LAVERY: Here, the irregular chime of the South Washington Street rail crossing welcomes visitors to the home of the most famous train in Michigan. For almost 25 years, thousands of people have come to the Steam Railroading Institute to board its iron steps for a sentimental journey. If you've never seen the Pere Marquette 1225 steam locomotive, you've probably seen the holiday film it inspired, the 2004 hit "The Polar Express." Institute director Dean Pyers says when the producers came looking for a vintage locomotive as their animation model, they found one that already bore the perfect Christmas number.

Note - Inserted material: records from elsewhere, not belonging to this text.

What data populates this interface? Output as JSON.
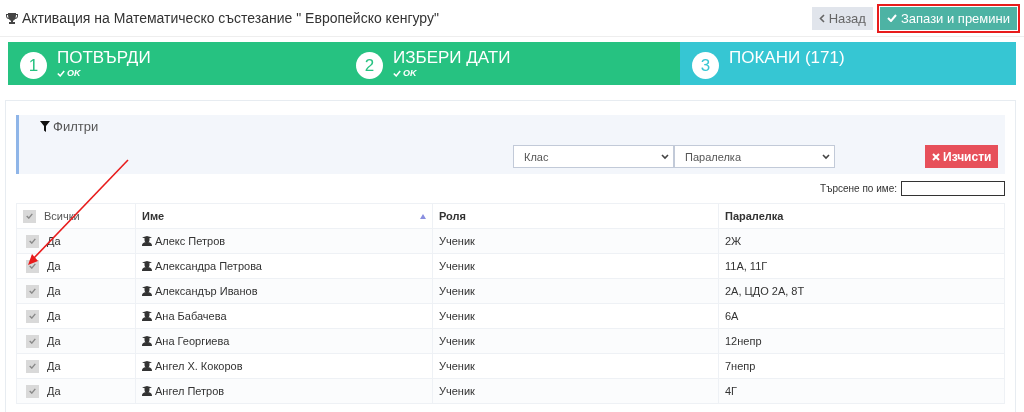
{
  "header": {
    "title": "Активация на Математическо състезание \" Европейско кенгуру\"",
    "buttons": [
      {
        "label": "Назад",
        "kind": "back",
        "highlighted": false
      },
      {
        "label": "Запази и премини",
        "kind": "save",
        "highlighted": true
      }
    ]
  },
  "steps": [
    {
      "number": "1",
      "title": "ПОТВЪРДИ",
      "status": "OK",
      "done": true
    },
    {
      "number": "2",
      "title": "ИЗБЕРИ ДАТИ",
      "status": "OK",
      "done": true
    },
    {
      "number": "3",
      "title": "ПОКАНИ (171)",
      "done": false
    }
  ],
  "filters": {
    "title": "Филтри",
    "selects": [
      {
        "value": "Клас"
      },
      {
        "value": "Паралелка"
      }
    ],
    "clear_button": "Изчисти"
  },
  "search": {
    "label": "Търсене по име:"
  },
  "table": {
    "columns": [
      {
        "label": "Всички",
        "kind": "check",
        "checked": true
      },
      {
        "label": "Име",
        "kind": "text",
        "sorted": true
      },
      {
        "label": "Роля",
        "kind": "text",
        "sorted": false
      },
      {
        "label": "Паралелка",
        "kind": "text",
        "sorted": false
      }
    ],
    "rows": [
      {
        "checked": true,
        "included": "Да",
        "name": "Алекс Петров",
        "role": "Ученик",
        "class": "2Ж"
      },
      {
        "checked": true,
        "included": "Да",
        "name": "Александра Петрова",
        "role": "Ученик",
        "class": "11А, 11Г"
      },
      {
        "checked": true,
        "included": "Да",
        "name": "Александър Иванов",
        "role": "Ученик",
        "class": "2А, ЦДО 2А, 8Т"
      },
      {
        "checked": true,
        "included": "Да",
        "name": "Ана Бабачева",
        "role": "Ученик",
        "class": "6А"
      },
      {
        "checked": true,
        "included": "Да",
        "name": "Ана Георгиева",
        "role": "Ученик",
        "class": "12непр"
      },
      {
        "checked": true,
        "included": "Да",
        "name": "Ангел Х. Кокоров",
        "role": "Ученик",
        "class": "7непр"
      },
      {
        "checked": true,
        "included": "Да",
        "name": "Ангел Петров",
        "role": "Ученик",
        "class": "4Г"
      }
    ]
  },
  "annotations": [
    {
      "kind": "arrow"
    }
  ]
}
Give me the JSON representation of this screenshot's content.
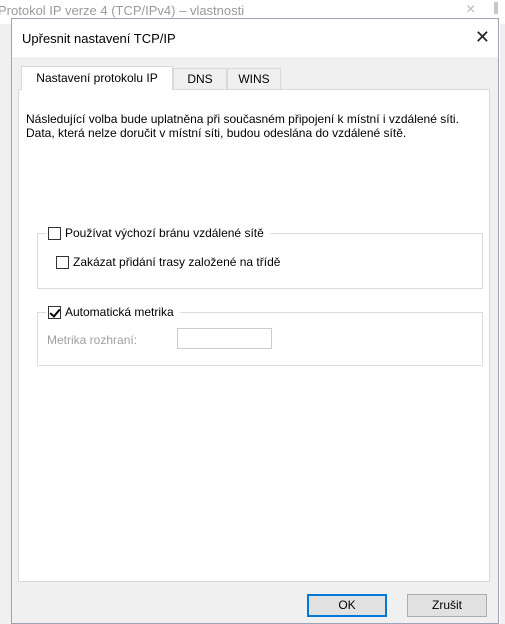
{
  "background_window": {
    "title": "Protokol IP verze 4 (TCP/IPv4) – vlastnosti",
    "close_glyph": "×"
  },
  "dialog": {
    "title": "Upřesnit nastavení TCP/IP",
    "close_glyph": "✕"
  },
  "tabs": [
    {
      "label": "Nastavení protokolu IP",
      "active": true
    },
    {
      "label": "DNS",
      "active": false
    },
    {
      "label": "WINS",
      "active": false
    }
  ],
  "description": "Následující volba bude uplatněna při současném připojení k místní i vzdálené síti. Data, která nelze doručit v místní síti, budou odeslána do vzdálené sítě.",
  "gateway_group": {
    "label": "Používat výchozí bránu vzdálené sítě",
    "checked": false,
    "sub_option": {
      "label": "Zakázat přidání trasy založené na třídě",
      "checked": false
    }
  },
  "metric_group": {
    "label": "Automatická metrika",
    "checked": true,
    "interface_metric_label": "Metrika rozhraní:",
    "interface_metric_value": ""
  },
  "buttons": {
    "ok": "OK",
    "cancel": "Zrušit"
  }
}
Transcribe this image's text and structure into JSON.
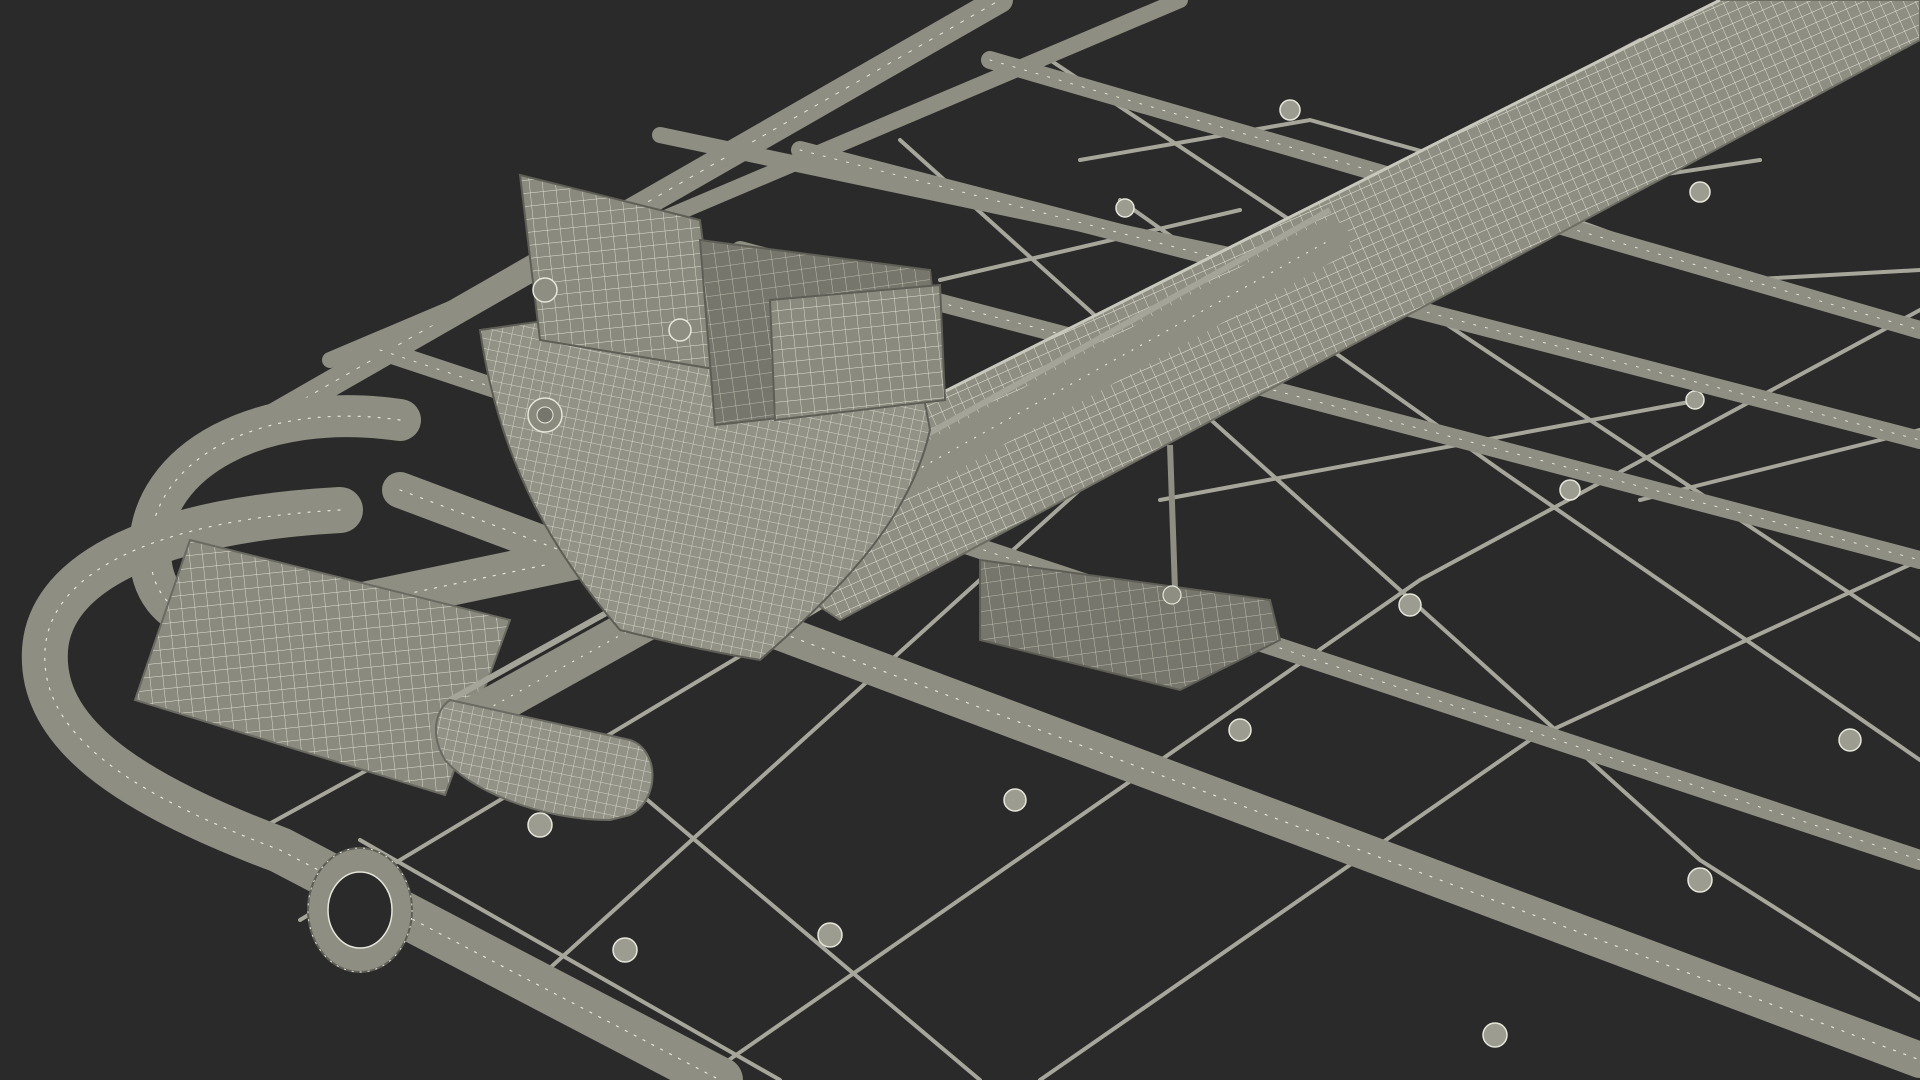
{
  "scene": {
    "subject": "wireframe-render",
    "colors": {
      "background": "#2a2a2a",
      "surface": "#8e8e82",
      "surface_light": "#a4a498",
      "surface_dark": "#707066",
      "wire": "#e6e6da",
      "net": "#a6a69a",
      "shadow": "#3a3a36"
    }
  }
}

DEAN PYERS: This was the 1200 series. Engines are numbered 1201 through 1239. And when this one came off - out of the factory in Lima, Ohio, it was carrying 1225.

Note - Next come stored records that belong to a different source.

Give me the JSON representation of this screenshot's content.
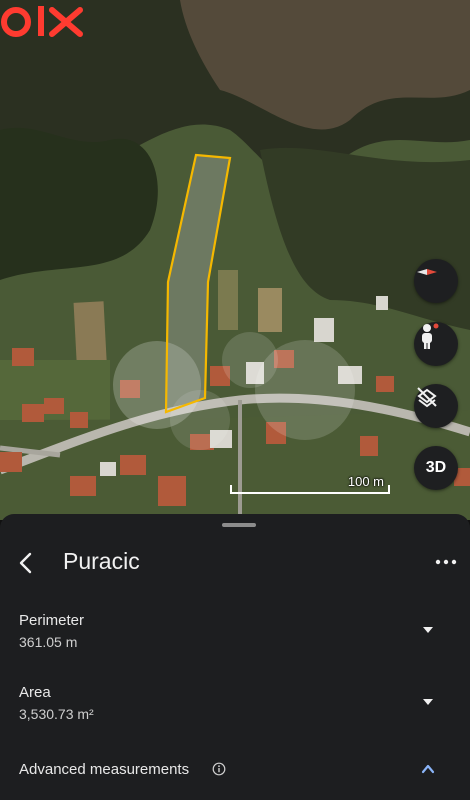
{
  "brand": {
    "logo_text": "OLX"
  },
  "map": {
    "scale_label": "100 m",
    "controls": {
      "three_d_label": "3D"
    },
    "outline_color": "#f5b800"
  },
  "sheet": {
    "title": "Puracic",
    "perimeter": {
      "label": "Perimeter",
      "value": "361.05 m"
    },
    "area": {
      "label": "Area",
      "value": "3,530.73 m²"
    },
    "advanced": {
      "label": "Advanced measurements"
    }
  },
  "colors": {
    "accent": "#8ab4f8",
    "sheet_bg": "#1d1e20",
    "logo": "#ff3b30"
  },
  "icons": [
    "back-icon",
    "more-vert-icon",
    "compass-icon",
    "pegman-icon",
    "layers-off-icon",
    "info-icon",
    "chevron-down-icon",
    "chevron-up-icon"
  ]
}
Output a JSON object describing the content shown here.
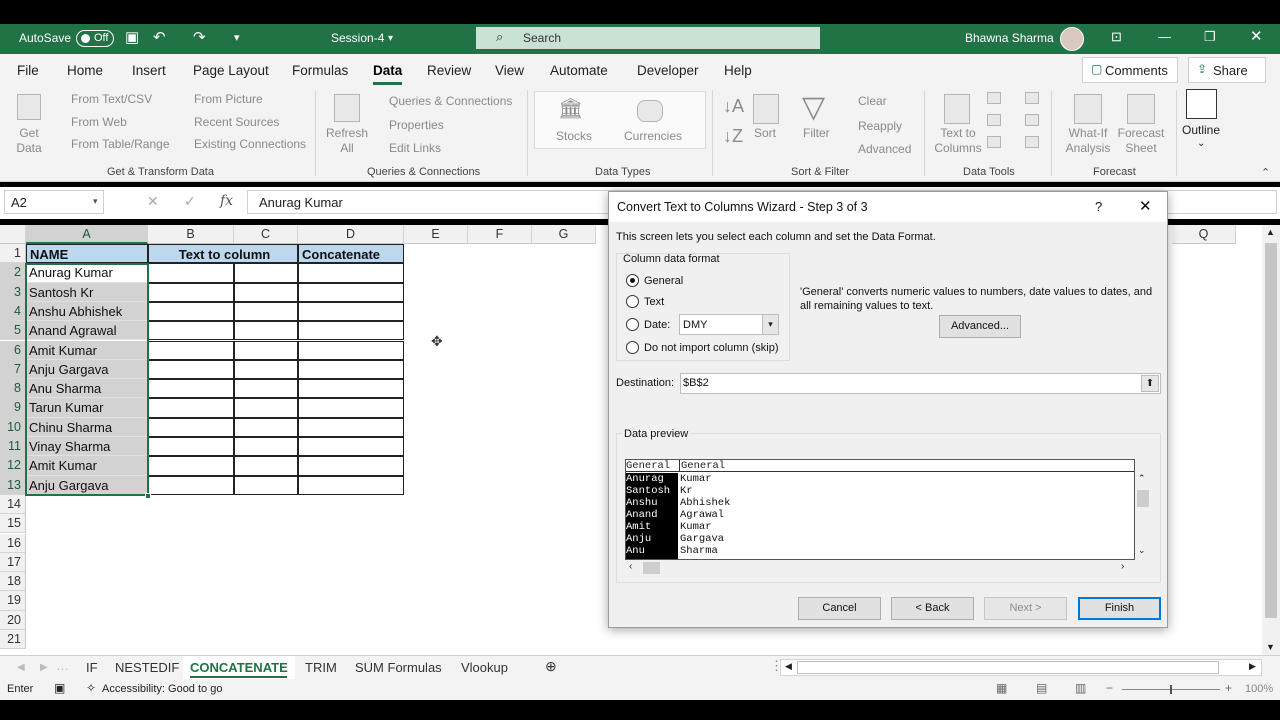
{
  "titlebar": {
    "autosave_label": "AutoSave",
    "autosave_state": "Off",
    "doc_title": "Session-4",
    "search_placeholder": "Search",
    "user_name": "Bhawna Sharma"
  },
  "ribbon_tabs": [
    "File",
    "Home",
    "Insert",
    "Page Layout",
    "Formulas",
    "Data",
    "Review",
    "View",
    "Automate",
    "Developer",
    "Help"
  ],
  "active_tab": "Data",
  "comments_label": "Comments",
  "share_label": "Share",
  "ribbon": {
    "get_data": "Get Data",
    "from_text_csv": "From Text/CSV",
    "from_web": "From Web",
    "from_table_range": "From Table/Range",
    "from_picture": "From Picture",
    "recent_sources": "Recent Sources",
    "existing_connections": "Existing Connections",
    "group_get_transform": "Get & Transform Data",
    "refresh_all": "Refresh All",
    "queries_connections": "Queries & Connections",
    "properties": "Properties",
    "edit_links": "Edit Links",
    "group_queries": "Queries & Connections",
    "stocks": "Stocks",
    "currencies": "Currencies",
    "group_data_types": "Data Types",
    "sort": "Sort",
    "filter": "Filter",
    "clear": "Clear",
    "reapply": "Reapply",
    "advanced": "Advanced",
    "group_sort_filter": "Sort & Filter",
    "text_to_columns": "Text to Columns",
    "group_data_tools": "Data Tools",
    "what_if": "What-If Analysis",
    "forecast_sheet": "Forecast Sheet",
    "group_forecast": "Forecast",
    "outline": "Outline"
  },
  "formula_bar": {
    "name_box": "A2",
    "fx": "fx",
    "value": "Anurag Kumar"
  },
  "columns": [
    "A",
    "B",
    "C",
    "D",
    "E",
    "F",
    "G",
    "Q"
  ],
  "rows": [
    "1",
    "2",
    "3",
    "4",
    "5",
    "6",
    "7",
    "8",
    "9",
    "10",
    "11",
    "12",
    "13",
    "14",
    "15",
    "16",
    "17",
    "18",
    "19",
    "20",
    "21"
  ],
  "headers": {
    "a1": "NAME",
    "b1": "Text to column",
    "d1": "Concatenate"
  },
  "names": [
    "Anurag Kumar",
    "Santosh Kr",
    "Anshu Abhishek",
    "Anand Agrawal",
    "Amit Kumar",
    "Anju Gargava",
    "Anu Sharma",
    "Tarun Kumar",
    "Chinu Sharma",
    "Vinay Sharma",
    "Amit Kumar",
    "Anju Gargava"
  ],
  "dialog": {
    "title": "Convert Text to Columns Wizard - Step 3 of 3",
    "help": "?",
    "intro": "This screen lets you select each column and set the Data Format.",
    "format_group": "Column data format",
    "opt_general": "General",
    "opt_text": "Text",
    "opt_date": "Date:",
    "date_value": "DMY",
    "opt_skip": "Do not import column (skip)",
    "description": "'General' converts numeric values to numbers, date values to dates, and all remaining values to text.",
    "advanced_btn": "Advanced...",
    "destination_label": "Destination:",
    "destination_value": "$B$2",
    "preview_label": "Data preview",
    "preview_headers": [
      "General",
      "General"
    ],
    "preview_col1": [
      "Anurag",
      "Santosh",
      "Anshu",
      "Anand",
      "Amit",
      "Anju",
      "Anu"
    ],
    "preview_col2": [
      "Kumar",
      "Kr",
      "Abhishek",
      "Agrawal",
      "Kumar",
      "Gargava",
      "Sharma"
    ],
    "cancel": "Cancel",
    "back": "< Back",
    "next": "Next >",
    "finish": "Finish"
  },
  "sheet_tabs": [
    "IF",
    "NESTEDIF",
    "CONCATENATE",
    "TRIM",
    "SUM Formulas",
    "Vlookup"
  ],
  "active_sheet": "CONCATENATE",
  "status": {
    "mode": "Enter",
    "accessibility": "Accessibility: Good to go",
    "zoom": "100%"
  },
  "colors": {
    "excel_green": "#217346",
    "header_fill": "#bdd7ee",
    "selection": "#d2d2d2"
  }
}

LAVERY: Destiny.

PYERS: Yeah, our Christmas miracle.

LAVERY: Normally, Pere Marquette 1225 carries passengers to the North Pole, which is cleverly disguised as a tiny village called Ashley, about 30 miles from Owosso. But this year, 1225 is sidelined for repairs. So the institute is using a diesel train instead. There were a lot of excited young riders, like 7-year-old Collins Moore (ph).

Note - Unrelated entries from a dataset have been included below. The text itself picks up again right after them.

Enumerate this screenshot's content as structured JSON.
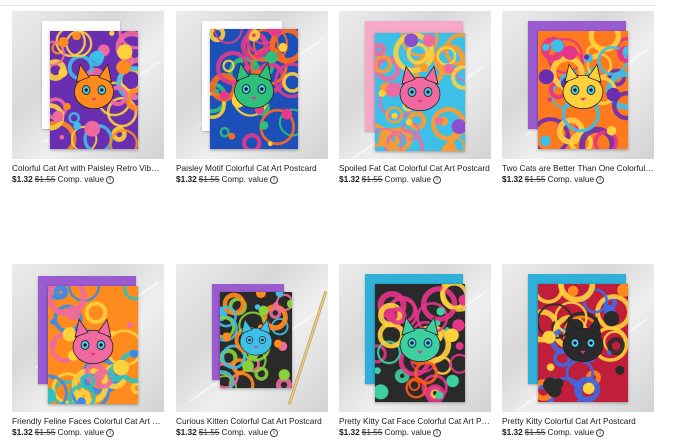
{
  "products": [
    {
      "title": "Colorful Cat Art with Paisley Retro Vibe P...",
      "price": "$1.32",
      "was": "$1.55",
      "comp": "Comp. value",
      "back_color": "#ffffff",
      "palette": [
        "#6a2fb0",
        "#f06aa0",
        "#ff8a1e",
        "#ffd23c",
        "#3cc0e8"
      ]
    },
    {
      "title": "Paisley Motif Colorful Cat Art Postcard",
      "price": "$1.32",
      "was": "$1.55",
      "comp": "Comp. value",
      "back_color": "#ffffff",
      "palette": [
        "#1c4fb8",
        "#ff6a1e",
        "#2ec07a",
        "#ffd23c",
        "#e63a8a"
      ]
    },
    {
      "title": "Spoiled Fat Cat Colorful Cat Art Postcard",
      "price": "$1.32",
      "was": "$1.55",
      "comp": "Comp. value",
      "back_color": "#f5a8c8",
      "palette": [
        "#3cc0e8",
        "#ff9a2e",
        "#f06aa0",
        "#ffd23c",
        "#8a4fd0"
      ]
    },
    {
      "title": "Two Cats are Better Than One Colorful C...",
      "price": "$1.32",
      "was": "$1.55",
      "comp": "Comp. value",
      "back_color": "#9a5ad0",
      "palette": [
        "#ff7a1e",
        "#e6348a",
        "#ffd23c",
        "#6a2fb0",
        "#3cc0e8"
      ]
    },
    {
      "title": "Friendly Feline Faces Colorful Cat Art Pos...",
      "price": "$1.32",
      "was": "$1.55",
      "comp": "Comp. value",
      "back_color": "#9a5ad0",
      "palette": [
        "#ff8a1e",
        "#3c8ae8",
        "#f06aa0",
        "#ffd23c",
        "#2ec0c0"
      ]
    },
    {
      "title": "Curious Kitten Colorful Cat Art Postcard",
      "price": "$1.32",
      "was": "$1.55",
      "comp": "Comp. value",
      "back_color": "#9a5ad0",
      "palette": [
        "#2a2a2a",
        "#ff8a1e",
        "#3cc0e8",
        "#f06aa0",
        "#8ad23c"
      ]
    },
    {
      "title": "Pretty Kitty Cat Face Colorful Cat Art Post...",
      "price": "$1.32",
      "was": "$1.55",
      "comp": "Comp. value",
      "back_color": "#2eb0d8",
      "palette": [
        "#2a2a2a",
        "#ff5a1e",
        "#3cd0a0",
        "#ffd23c",
        "#e6348a"
      ]
    },
    {
      "title": "Pretty Kitty Colorful Cat  Art Postcard",
      "price": "$1.32",
      "was": "$1.55",
      "comp": "Comp. value",
      "back_color": "#2eb0d8",
      "palette": [
        "#c01e3a",
        "#ff8a1e",
        "#2a2a2a",
        "#3c6ae8",
        "#ffd23c"
      ]
    }
  ]
}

Ever been on a train like this before?

COLLINS MOORE: Kind of.

LAVERY: Kind of?

COLLINS: When I was a baby. Yeah.

LAVERY: What's exciting about this today, Collins?

COLLINS: Because it's a train.

LAVERY: It was Andrew Zimmerman's (ph) first trip too, and he wasn't quite sure what to expect.

ANDREW ZIMMERMAN: Well, we're going to the North Pole. That's all I know.

(SOUNDBITE OF TRAIN WHISTLING)

LAVERY: Before long, we're underway. The hourlong trip includes hot chocolate on demand and games. When we finally arrive, the North Pole welcomes us with holiday shops, food and music.

(SOUNDBITE OF SONG, "SLEIGH RIDE")

JOHNNY MATHIS: (Singing) Just hear those sleigh bells jingling, ring ting tingling too.

LAVERY: Transforming Ashley, Mich., population 500, into the North Pole is a year-round endeavor. Carol Stewart is in charge here - the head elf, you might say. She loves the looks on the kids' faces as they step off the train.

CAROL STEWART: You know, when they jump in and their eyes are so huge, it makes it worth your while.

LAVERY: Stewart has also seen her share of skeptics, too.

STEWART: All the time. If they're convinced that this is not the North Pole, we say, of course, it's not Christmas yet. You know, you're not going to see Santa till then, but we have Santa helpers.

LAVERY: Any lingering doubt quickly flies when the man himself arrives.

UNIDENTIFIED CROWD: (Singing) Santa Claus is coming to town.

LAVERY: Everyone is smiling as we board our diesel train for the trip home. In 2023, the Pere Marquette 1225, Michigan's iconic coal-black sleigh, will be back on track.

(SOUNDBITE OF TRAIN WHISTLING)

LAVERY: For NPR News, I'm Kevin Lavery in East Lansing, Mich.

(SOUNDBITE OF ALAN SILVESTRI'S "SUITE FROM THE POLAR EXPRESS) Transcript provided by NPR, Copyright NPR.

Kevin Lavery has been news director at WKAR since September 2006.